Science researchers on both sides of the Tasman are benefitting from the Australian Synchrotron facility, visited today by Science and Innovation Minister Paul Goldsmith.
“As foundation investors in the Australian Synchrotron, we have given New Zealand researchers access to a sophisticated facility which can assist in the development of everything from forensics, to surgical tools, through to understanding environmental issues,” says Mr Goldsmith.
“New Zealand’s science and innovation system has benefited noticeably from our participation in the Synchrotron. It has helped improve the quality and impact of New Zealand research and there have been a number of international collaborations which have developed through research conducted at the facility.”
The Australian Synchrotron’s sophisticated scientific techniques provide benefits for diverse scientific and industrial fields and purposes, including:Biomedicine Defence Environmental technologies and services Food technology Forensics Manufacturing Minerals Natural resources Pharmaceuticals Scientific instruments
A number of New Zealand industries have benefitted economically from ongoing research. Discoveries made at the Synchrotron have led to new non-toxic leather tanning processes, with estimated annual contributions of $125 million to the leather and shoe industry.
New Zealand researchers are also using the Synchrotron to create a new high-fashion fibre that combines the special properties of gold and silver nanoparticles, with the feel of merino wool.
“The goal of the Synchrotron is to be the catalyst for high quality research and innovation in Australia and New Zealand. The Government is committed to investing in science that delivers excellence and impact, which is what our relationship with the Synchrotron delivers for New Zealand,” says Mr Goldsmith.
More information about the Australian Synchrotron is available on its website.

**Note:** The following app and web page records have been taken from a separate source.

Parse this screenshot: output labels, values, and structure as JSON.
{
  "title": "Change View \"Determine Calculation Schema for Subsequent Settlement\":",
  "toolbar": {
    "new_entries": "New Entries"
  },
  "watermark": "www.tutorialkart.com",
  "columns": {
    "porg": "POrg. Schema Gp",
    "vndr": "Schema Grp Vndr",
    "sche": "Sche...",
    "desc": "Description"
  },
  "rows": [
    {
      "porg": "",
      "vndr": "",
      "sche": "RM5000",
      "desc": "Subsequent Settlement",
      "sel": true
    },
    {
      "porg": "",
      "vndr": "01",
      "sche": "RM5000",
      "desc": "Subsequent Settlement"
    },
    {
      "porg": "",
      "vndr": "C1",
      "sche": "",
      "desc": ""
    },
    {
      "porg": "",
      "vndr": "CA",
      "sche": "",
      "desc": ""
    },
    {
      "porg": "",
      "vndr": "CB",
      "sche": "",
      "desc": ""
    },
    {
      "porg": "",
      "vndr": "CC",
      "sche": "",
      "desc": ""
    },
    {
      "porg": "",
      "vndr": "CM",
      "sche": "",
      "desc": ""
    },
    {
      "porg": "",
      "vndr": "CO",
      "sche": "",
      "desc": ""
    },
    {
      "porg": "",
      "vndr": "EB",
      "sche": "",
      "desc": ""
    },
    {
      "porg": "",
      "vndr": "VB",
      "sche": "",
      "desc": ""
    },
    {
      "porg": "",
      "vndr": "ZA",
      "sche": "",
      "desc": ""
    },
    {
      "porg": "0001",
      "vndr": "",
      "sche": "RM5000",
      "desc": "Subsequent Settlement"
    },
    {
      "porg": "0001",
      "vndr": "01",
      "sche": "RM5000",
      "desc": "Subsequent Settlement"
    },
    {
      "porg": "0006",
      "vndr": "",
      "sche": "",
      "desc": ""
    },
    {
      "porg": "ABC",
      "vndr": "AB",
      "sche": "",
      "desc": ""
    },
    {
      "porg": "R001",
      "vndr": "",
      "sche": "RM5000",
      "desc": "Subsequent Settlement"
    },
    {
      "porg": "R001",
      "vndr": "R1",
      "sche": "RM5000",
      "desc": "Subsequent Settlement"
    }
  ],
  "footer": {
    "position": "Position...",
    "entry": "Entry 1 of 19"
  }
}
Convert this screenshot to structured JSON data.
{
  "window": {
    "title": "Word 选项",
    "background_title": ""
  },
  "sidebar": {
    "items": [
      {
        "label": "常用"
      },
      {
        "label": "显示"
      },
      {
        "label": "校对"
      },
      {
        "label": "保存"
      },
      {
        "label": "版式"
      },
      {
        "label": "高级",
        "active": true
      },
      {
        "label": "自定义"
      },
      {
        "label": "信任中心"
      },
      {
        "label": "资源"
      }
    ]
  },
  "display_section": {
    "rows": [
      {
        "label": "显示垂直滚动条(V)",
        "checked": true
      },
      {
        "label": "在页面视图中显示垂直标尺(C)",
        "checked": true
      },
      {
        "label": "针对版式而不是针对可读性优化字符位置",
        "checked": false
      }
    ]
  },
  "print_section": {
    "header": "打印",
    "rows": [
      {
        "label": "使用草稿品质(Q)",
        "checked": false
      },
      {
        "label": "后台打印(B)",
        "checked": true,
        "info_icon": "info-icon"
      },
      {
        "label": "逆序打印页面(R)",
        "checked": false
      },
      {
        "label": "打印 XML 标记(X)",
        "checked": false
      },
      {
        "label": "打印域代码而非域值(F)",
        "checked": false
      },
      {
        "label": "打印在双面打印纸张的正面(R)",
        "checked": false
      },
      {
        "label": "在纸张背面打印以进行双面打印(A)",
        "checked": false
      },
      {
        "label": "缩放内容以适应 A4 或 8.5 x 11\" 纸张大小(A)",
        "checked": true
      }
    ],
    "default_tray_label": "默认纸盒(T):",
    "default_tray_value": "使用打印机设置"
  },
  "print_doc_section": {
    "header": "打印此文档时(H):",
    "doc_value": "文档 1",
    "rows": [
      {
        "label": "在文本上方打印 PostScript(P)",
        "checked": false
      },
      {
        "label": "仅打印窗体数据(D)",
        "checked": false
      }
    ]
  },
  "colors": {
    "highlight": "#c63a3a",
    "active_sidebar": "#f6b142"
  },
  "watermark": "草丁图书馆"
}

Mr Goldsmith is in Australia from 28-30 March to meet with his Australian counterpart and other key people in the science sector.